During their journey from zygote to adult, embryos experience several symmetry breaking processes. Structures which are not isotropic (equal in all directions) are formed, creating the inside-out axis, forward-backwards axis, etc. Each of these patterns increases the information required to describe a multicellular system. As Maynard Smith put it: sometimes the “extra” information is stamped by maternal cues (gradients) and other times it emerges from self-organized processes. Decades of research have accrued a lot evidence for self-organized processes in development, from the theoretical to the experimental. More recently, synthetic biology has provided an avenue for enquiry by allowing us to create in vivo and de novo patterning mechanisms.
In our recent publication we take an engineering approach by inducing a symmetry breaking process in growing bacterial colonies. Without external factors like lack of nutrients or chemoattractants, E. coli colonies develop with remarkable symmetry into circular shapes. Their propagation front is isotropic and homogenizing diffusion is the leading morphogenetic drive, erasing any patterns in cellular density.
We induced pattern formation using four synthetic genes relating to adhesion, signaling and growth inhibition. These would make cells stop dividing and attach to one another, but only once a certain local cellular density threshold had been surpassed. With this we hoped that differences in cell density would be amplified with short range activation and long range inhibition, and that the patterns in space would be preserved from diffusion through adhesion.
When we put these elements together in growing colonies, we observe a remarkable symmetry breaking process. Colonies now develop into flower-like shapes with “petals” forming at a characteristic scale (constant wavelength). Regions with increased cell density inhibit the growth of neighboring cells and delay front propagation. This emergent pattern is not found in any other possible combination of our synthetic genes.
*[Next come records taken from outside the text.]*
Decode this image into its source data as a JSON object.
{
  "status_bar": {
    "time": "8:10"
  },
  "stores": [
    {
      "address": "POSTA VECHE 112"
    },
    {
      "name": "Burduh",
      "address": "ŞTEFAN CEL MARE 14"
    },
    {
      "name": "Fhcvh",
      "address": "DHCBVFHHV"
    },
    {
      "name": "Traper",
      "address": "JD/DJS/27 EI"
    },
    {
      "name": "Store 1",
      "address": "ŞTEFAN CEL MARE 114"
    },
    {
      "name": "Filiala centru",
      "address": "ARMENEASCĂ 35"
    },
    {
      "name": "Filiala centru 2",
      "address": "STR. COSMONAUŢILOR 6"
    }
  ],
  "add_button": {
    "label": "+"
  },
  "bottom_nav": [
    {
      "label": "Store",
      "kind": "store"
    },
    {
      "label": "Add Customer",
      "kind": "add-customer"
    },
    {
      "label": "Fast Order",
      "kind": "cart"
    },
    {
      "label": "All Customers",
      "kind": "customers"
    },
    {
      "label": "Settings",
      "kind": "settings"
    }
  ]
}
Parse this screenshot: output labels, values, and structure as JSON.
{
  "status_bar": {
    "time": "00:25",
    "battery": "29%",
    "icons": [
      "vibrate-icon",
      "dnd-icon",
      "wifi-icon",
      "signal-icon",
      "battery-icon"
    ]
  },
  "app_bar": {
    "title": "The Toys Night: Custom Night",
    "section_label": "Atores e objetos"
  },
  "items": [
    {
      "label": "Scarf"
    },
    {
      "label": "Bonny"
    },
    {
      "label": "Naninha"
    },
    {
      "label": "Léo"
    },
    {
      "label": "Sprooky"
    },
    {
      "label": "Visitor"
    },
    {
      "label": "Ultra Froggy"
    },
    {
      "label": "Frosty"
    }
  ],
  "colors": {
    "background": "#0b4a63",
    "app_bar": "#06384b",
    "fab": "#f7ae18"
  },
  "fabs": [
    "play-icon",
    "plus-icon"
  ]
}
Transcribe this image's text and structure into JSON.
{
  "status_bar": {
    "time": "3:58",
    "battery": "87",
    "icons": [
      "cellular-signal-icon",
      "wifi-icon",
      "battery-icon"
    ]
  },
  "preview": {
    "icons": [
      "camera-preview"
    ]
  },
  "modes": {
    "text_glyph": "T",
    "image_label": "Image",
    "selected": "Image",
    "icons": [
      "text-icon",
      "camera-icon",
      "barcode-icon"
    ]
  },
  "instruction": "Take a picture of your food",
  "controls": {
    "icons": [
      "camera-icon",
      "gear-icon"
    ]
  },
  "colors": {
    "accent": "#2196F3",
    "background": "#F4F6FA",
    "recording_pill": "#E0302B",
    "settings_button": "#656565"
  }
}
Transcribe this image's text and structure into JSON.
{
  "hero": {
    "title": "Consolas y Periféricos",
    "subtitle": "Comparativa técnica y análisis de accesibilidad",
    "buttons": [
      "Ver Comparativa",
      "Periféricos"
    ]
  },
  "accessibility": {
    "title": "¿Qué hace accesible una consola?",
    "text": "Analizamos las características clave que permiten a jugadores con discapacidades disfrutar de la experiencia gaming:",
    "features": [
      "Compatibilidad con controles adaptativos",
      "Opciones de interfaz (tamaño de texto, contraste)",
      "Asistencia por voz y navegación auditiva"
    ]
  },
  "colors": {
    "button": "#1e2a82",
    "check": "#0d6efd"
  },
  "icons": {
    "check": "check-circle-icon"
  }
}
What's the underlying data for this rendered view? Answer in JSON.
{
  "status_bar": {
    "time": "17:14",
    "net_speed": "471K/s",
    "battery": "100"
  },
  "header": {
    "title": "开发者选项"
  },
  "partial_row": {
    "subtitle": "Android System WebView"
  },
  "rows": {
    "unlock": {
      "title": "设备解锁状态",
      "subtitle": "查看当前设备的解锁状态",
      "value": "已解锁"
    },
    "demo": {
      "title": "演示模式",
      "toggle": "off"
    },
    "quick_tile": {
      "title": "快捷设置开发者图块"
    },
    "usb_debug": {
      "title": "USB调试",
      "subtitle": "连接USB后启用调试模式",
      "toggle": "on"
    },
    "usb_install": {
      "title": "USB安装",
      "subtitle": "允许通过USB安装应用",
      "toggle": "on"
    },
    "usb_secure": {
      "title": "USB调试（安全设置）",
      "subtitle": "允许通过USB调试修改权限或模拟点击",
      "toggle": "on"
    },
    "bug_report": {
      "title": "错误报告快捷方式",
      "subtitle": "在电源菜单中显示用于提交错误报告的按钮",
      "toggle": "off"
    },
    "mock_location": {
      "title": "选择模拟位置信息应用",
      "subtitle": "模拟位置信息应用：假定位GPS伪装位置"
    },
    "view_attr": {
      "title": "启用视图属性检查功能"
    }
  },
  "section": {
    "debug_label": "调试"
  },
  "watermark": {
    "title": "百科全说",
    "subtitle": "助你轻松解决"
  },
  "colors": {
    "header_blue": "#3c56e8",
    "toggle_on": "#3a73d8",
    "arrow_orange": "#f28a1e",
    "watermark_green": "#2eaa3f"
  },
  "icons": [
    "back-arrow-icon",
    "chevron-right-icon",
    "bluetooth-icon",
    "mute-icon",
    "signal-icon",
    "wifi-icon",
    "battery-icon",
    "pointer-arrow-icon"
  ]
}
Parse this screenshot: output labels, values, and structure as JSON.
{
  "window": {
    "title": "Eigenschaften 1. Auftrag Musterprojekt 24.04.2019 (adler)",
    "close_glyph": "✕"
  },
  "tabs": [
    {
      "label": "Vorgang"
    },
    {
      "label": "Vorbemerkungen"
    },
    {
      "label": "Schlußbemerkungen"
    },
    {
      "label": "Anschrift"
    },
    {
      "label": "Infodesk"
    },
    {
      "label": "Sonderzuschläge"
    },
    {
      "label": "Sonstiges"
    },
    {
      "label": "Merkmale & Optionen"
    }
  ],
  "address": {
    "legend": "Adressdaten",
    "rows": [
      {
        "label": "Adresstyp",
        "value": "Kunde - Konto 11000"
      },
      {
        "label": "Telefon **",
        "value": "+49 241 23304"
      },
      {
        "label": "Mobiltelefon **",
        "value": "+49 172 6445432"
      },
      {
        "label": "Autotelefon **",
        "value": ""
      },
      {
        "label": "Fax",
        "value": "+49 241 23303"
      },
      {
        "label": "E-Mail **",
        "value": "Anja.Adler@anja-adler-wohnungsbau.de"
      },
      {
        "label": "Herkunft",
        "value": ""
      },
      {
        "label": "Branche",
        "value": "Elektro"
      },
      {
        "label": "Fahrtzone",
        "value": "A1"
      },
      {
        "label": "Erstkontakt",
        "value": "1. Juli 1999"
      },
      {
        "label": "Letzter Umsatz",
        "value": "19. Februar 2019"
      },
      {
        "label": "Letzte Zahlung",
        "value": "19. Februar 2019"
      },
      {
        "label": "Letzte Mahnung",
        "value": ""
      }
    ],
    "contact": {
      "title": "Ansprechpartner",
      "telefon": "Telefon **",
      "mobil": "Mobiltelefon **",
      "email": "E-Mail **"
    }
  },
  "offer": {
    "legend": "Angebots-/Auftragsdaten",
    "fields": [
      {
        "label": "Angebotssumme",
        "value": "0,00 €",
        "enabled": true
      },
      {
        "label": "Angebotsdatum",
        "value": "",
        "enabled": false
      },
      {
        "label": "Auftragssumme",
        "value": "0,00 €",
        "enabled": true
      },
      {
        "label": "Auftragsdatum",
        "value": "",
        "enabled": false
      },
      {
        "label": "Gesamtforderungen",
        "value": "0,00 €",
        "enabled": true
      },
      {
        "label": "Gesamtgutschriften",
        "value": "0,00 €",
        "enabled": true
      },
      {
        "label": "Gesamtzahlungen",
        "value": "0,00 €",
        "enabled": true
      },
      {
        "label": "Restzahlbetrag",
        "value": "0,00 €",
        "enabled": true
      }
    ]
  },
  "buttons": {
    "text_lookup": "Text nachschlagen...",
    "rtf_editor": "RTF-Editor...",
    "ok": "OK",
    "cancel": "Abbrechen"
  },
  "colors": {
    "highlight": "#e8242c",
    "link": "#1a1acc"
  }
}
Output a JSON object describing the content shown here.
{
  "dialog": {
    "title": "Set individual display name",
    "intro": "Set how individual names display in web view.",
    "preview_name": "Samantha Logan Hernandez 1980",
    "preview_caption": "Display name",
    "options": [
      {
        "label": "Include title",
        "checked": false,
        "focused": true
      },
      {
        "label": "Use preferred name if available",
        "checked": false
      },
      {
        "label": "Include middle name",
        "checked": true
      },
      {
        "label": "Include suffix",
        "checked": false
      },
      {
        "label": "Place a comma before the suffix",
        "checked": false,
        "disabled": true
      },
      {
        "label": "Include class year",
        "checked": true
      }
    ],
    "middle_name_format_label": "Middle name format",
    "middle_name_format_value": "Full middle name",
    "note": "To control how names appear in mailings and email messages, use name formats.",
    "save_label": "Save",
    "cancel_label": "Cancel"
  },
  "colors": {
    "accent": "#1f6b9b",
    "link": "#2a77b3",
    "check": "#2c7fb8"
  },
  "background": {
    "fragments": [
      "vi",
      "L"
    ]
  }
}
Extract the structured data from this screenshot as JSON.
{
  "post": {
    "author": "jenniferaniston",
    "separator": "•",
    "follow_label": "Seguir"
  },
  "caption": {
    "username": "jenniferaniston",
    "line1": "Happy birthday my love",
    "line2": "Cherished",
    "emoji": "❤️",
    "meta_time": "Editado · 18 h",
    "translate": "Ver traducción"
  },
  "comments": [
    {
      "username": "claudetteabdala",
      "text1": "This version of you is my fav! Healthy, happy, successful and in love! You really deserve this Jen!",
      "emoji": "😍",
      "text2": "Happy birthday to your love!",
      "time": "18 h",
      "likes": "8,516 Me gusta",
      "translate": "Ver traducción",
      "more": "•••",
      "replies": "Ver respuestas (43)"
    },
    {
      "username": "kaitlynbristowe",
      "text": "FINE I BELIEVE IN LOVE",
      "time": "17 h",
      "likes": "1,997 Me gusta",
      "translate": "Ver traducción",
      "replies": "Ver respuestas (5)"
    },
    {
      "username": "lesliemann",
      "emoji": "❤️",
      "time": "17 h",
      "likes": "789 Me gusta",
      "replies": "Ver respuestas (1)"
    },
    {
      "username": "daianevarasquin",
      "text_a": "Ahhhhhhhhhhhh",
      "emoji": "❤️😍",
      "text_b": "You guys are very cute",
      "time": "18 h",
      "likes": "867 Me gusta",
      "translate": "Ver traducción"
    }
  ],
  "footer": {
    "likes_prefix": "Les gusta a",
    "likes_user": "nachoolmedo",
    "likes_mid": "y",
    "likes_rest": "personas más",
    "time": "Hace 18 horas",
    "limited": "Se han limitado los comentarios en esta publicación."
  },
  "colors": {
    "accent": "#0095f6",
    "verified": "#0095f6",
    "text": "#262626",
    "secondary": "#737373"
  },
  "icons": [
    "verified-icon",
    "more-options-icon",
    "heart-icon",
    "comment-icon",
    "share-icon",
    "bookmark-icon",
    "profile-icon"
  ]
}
We believe these is just a first step into developing an engineering research program of artificial developmental processes. Using mechanical processes inherent to cellular embodiment allows us to make robust patterns that emerge from many interacting agents. Hopefully, armed with bioengineering tools we will gain a better grasp on the sometimes counter intuitive emergent interactions that create order in real developing embryos.